» **Material to process**
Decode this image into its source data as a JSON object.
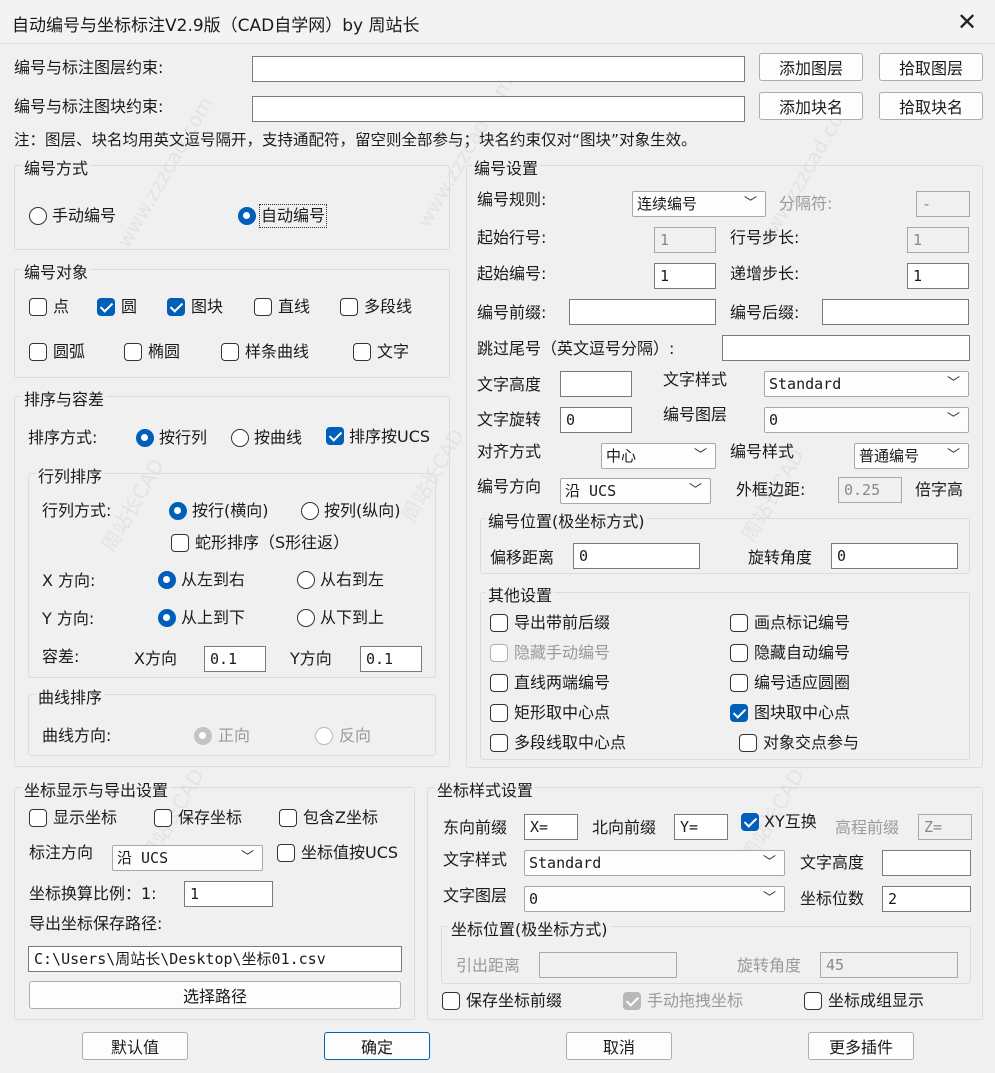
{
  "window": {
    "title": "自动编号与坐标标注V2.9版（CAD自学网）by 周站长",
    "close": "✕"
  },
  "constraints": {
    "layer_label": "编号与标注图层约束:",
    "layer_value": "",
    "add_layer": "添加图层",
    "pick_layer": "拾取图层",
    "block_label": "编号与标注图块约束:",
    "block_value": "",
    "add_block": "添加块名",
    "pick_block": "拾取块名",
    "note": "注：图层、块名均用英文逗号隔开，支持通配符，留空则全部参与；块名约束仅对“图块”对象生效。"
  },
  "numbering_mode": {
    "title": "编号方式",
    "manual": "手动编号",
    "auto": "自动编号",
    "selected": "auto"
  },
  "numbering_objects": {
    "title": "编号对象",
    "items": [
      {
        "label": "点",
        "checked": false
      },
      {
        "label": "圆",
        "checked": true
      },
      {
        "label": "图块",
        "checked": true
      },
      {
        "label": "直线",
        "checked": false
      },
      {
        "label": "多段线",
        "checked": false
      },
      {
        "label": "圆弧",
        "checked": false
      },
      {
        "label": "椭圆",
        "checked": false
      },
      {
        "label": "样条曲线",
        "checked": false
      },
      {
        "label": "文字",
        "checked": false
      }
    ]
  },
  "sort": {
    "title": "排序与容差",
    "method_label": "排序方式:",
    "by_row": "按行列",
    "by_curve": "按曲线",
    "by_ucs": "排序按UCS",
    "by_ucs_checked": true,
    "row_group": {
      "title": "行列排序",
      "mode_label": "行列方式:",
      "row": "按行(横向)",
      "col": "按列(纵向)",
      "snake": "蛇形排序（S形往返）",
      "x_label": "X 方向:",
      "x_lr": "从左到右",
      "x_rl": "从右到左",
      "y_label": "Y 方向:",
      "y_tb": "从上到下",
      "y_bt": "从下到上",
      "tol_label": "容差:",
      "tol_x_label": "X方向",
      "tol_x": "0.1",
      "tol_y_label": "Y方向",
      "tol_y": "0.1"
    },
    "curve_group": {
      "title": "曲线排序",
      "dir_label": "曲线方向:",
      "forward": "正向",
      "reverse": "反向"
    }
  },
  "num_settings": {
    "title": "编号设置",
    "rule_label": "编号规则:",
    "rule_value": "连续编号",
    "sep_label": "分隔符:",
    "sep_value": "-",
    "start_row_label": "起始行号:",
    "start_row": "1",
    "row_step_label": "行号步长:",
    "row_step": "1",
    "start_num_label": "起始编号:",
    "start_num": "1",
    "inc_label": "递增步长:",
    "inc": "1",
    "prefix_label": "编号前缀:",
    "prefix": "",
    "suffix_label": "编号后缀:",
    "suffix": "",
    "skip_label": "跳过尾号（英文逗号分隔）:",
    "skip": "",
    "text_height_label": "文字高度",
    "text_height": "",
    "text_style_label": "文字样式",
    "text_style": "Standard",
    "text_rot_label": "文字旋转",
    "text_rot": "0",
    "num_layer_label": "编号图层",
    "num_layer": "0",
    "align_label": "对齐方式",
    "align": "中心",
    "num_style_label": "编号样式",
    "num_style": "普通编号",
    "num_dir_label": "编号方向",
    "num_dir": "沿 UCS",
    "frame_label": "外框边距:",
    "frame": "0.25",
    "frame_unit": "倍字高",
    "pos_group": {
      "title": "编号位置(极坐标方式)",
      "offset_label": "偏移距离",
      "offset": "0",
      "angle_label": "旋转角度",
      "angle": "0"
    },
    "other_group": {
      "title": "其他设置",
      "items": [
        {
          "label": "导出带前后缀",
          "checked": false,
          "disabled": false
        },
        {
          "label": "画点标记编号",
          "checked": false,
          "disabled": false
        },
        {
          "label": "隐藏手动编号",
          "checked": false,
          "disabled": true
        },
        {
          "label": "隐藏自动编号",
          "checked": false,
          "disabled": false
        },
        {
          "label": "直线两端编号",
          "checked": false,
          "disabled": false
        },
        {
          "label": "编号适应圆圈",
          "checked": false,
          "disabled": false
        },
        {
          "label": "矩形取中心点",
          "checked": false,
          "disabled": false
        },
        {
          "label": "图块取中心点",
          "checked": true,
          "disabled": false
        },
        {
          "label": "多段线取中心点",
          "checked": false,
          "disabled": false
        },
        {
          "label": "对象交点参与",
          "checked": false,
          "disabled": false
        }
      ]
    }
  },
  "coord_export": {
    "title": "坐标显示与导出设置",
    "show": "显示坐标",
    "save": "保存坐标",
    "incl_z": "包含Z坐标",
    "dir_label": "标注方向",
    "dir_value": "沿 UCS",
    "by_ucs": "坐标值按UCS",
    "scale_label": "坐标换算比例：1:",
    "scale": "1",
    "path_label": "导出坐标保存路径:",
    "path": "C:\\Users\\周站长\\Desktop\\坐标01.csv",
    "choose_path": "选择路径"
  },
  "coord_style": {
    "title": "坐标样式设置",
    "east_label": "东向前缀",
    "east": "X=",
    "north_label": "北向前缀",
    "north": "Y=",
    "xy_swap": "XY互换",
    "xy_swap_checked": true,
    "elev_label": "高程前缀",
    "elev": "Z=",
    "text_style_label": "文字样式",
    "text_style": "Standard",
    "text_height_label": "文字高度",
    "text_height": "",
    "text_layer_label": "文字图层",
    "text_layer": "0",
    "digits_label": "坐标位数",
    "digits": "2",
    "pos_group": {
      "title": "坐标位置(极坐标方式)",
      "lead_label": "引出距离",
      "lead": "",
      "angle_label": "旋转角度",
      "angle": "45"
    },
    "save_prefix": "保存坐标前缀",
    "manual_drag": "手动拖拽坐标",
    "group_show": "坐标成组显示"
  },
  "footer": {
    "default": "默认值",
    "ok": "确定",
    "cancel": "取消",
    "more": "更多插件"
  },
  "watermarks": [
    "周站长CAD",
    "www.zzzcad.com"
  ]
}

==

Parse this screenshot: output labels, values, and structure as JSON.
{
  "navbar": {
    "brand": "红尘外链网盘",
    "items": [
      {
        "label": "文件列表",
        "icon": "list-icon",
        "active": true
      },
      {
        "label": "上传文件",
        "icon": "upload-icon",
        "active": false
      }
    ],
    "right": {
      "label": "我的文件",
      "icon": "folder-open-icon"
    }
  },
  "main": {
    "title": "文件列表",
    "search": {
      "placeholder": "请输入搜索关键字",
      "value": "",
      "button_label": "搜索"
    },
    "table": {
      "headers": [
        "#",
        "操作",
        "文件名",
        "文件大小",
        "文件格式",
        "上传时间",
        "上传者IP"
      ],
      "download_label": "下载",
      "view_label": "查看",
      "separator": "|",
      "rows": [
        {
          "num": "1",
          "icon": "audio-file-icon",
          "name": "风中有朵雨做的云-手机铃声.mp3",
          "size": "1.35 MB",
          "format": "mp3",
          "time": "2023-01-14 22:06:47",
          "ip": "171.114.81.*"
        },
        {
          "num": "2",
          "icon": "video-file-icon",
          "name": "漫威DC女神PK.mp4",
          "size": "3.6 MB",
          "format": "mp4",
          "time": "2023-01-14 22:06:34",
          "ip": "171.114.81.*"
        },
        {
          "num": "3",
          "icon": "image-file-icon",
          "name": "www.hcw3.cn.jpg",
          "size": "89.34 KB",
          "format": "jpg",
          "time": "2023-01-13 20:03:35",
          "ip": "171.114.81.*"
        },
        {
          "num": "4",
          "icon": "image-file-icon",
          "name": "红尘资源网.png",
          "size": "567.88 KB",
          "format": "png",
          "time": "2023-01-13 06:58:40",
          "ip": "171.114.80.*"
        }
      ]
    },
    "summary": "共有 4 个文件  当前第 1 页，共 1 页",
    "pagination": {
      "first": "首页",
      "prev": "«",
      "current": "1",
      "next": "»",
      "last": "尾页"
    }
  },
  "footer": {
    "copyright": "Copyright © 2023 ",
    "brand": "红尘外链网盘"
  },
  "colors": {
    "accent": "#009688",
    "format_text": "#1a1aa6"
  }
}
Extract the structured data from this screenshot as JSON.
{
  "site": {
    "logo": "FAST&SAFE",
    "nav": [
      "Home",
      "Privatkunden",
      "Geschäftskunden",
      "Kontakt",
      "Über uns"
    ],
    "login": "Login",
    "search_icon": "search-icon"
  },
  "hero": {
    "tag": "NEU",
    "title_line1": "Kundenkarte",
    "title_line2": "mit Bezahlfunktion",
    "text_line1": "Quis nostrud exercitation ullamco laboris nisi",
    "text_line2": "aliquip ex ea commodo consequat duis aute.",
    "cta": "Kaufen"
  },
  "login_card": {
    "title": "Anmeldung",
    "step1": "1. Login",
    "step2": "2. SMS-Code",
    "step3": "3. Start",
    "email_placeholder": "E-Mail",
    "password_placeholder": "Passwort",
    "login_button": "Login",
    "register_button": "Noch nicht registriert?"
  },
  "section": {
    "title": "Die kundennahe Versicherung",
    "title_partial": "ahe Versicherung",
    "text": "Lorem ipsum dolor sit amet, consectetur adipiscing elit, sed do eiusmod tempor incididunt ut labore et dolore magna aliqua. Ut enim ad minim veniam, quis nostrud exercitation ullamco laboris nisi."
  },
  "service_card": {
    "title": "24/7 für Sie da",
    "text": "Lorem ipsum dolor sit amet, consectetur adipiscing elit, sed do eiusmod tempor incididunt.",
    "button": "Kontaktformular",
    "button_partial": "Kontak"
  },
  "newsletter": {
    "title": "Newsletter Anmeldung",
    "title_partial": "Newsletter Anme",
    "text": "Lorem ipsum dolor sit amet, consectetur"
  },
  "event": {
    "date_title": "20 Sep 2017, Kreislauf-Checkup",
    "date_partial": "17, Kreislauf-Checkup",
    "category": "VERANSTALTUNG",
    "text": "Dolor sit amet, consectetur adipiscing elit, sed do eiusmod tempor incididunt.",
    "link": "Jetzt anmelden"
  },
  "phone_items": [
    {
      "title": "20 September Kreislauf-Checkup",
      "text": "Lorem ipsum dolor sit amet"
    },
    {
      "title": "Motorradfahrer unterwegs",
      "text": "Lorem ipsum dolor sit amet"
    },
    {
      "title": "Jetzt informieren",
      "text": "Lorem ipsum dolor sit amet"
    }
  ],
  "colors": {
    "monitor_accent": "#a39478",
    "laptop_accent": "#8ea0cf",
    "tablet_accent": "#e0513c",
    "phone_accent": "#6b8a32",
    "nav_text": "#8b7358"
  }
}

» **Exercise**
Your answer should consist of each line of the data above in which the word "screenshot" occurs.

» **Solution**
Parse this screenshot: output labels, values, and structure as JSON.
Extract the structured data from this screenshot as JSON.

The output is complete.